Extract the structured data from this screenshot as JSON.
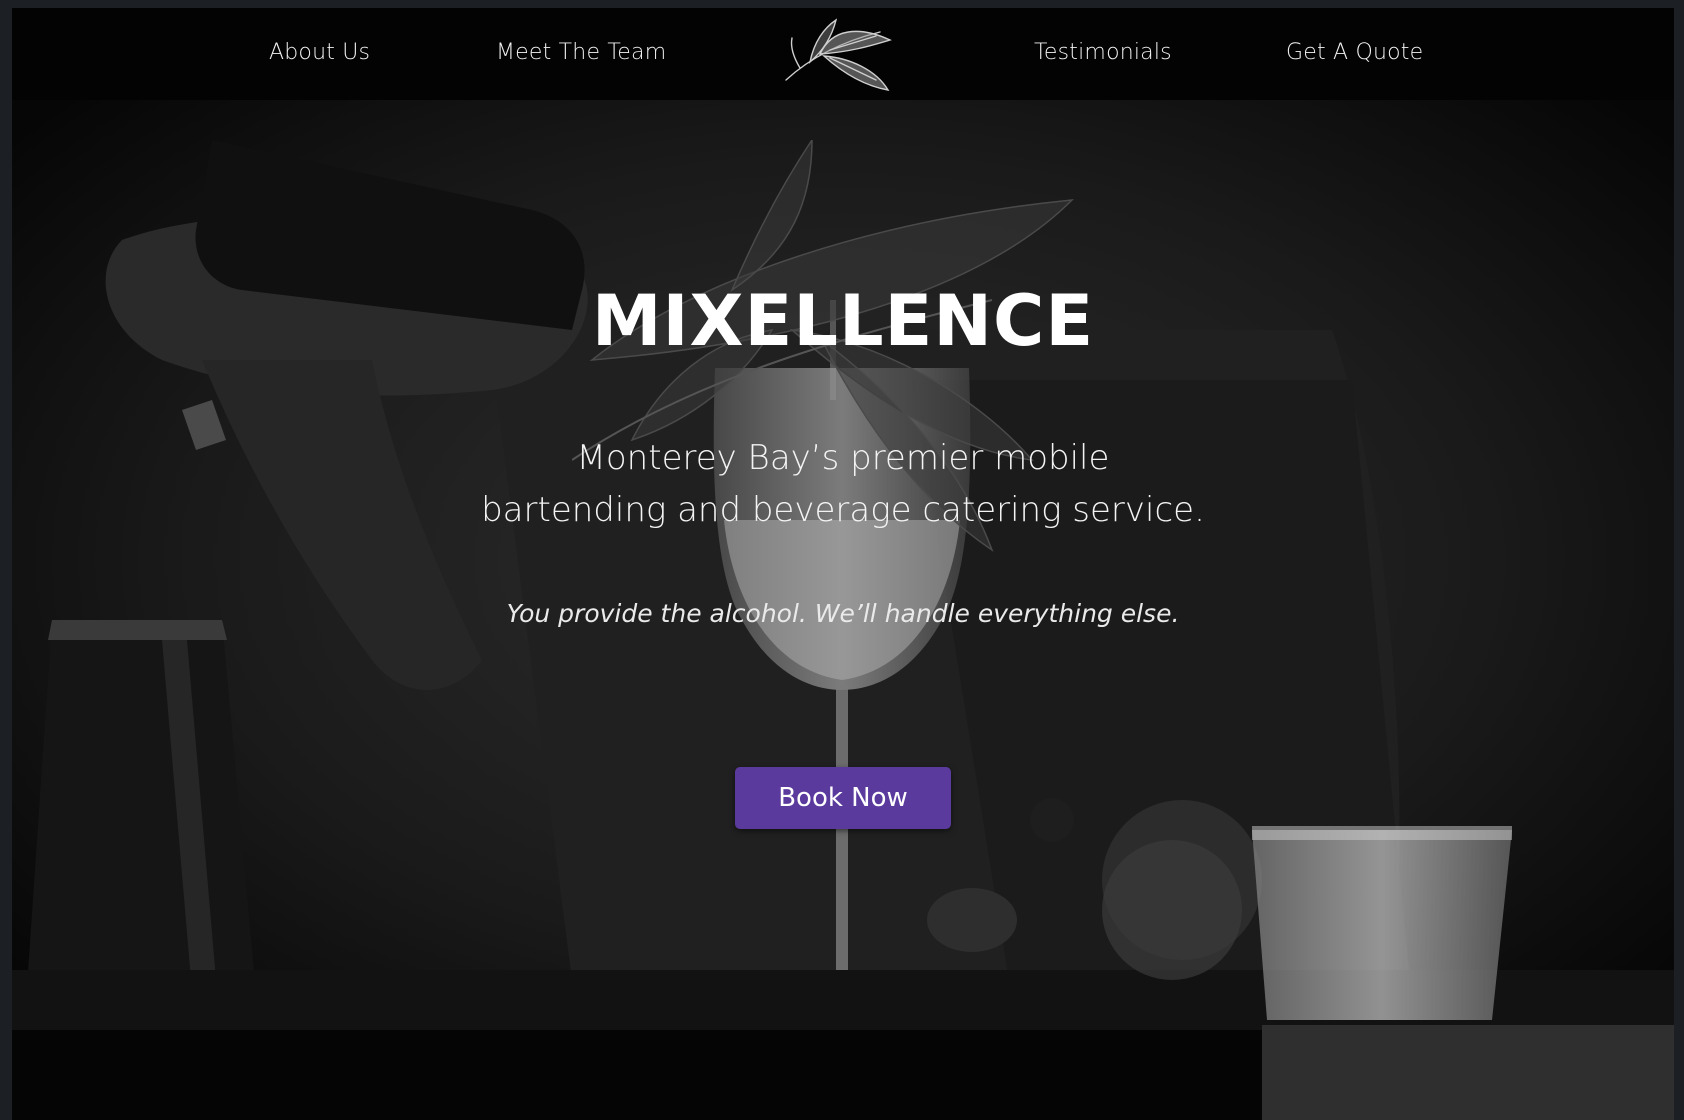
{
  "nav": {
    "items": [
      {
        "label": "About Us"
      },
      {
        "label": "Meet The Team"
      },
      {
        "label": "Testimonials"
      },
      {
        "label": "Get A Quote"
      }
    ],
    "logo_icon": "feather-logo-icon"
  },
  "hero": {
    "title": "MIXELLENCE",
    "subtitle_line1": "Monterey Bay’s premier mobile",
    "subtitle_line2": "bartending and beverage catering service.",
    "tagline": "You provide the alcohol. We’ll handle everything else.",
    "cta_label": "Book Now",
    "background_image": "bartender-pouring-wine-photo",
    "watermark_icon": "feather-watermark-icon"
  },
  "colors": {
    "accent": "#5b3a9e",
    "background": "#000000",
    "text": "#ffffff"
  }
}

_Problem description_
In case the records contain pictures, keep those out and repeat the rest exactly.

_Exercise output_
Extract the structured data from this screenshot as JSON.
{
  "nav": {
    "items": [
      {
        "label": "About Us"
      },
      {
        "label": "Meet The Team"
      },
      {
        "label": "Testimonials"
      },
      {
        "label": "Get A Quote"
      }
    ],
    "logo_icon": "feather-logo-icon"
  },
  "hero": {
    "title": "MIXELLENCE",
    "subtitle_line1": "Monterey Bay’s premier mobile",
    "subtitle_line2": "bartending and beverage catering service.",
    "tagline": "You provide the alcohol. We’ll handle everything else.",
    "cta_label": "Book Now",
    "background_image": "bartender-pouring-wine-photo",
    "watermark_icon": "feather-watermark-icon"
  },
  "colors": {
    "accent": "#5b3a9e",
    "background": "#000000",
    "text": "#ffffff"
  }
}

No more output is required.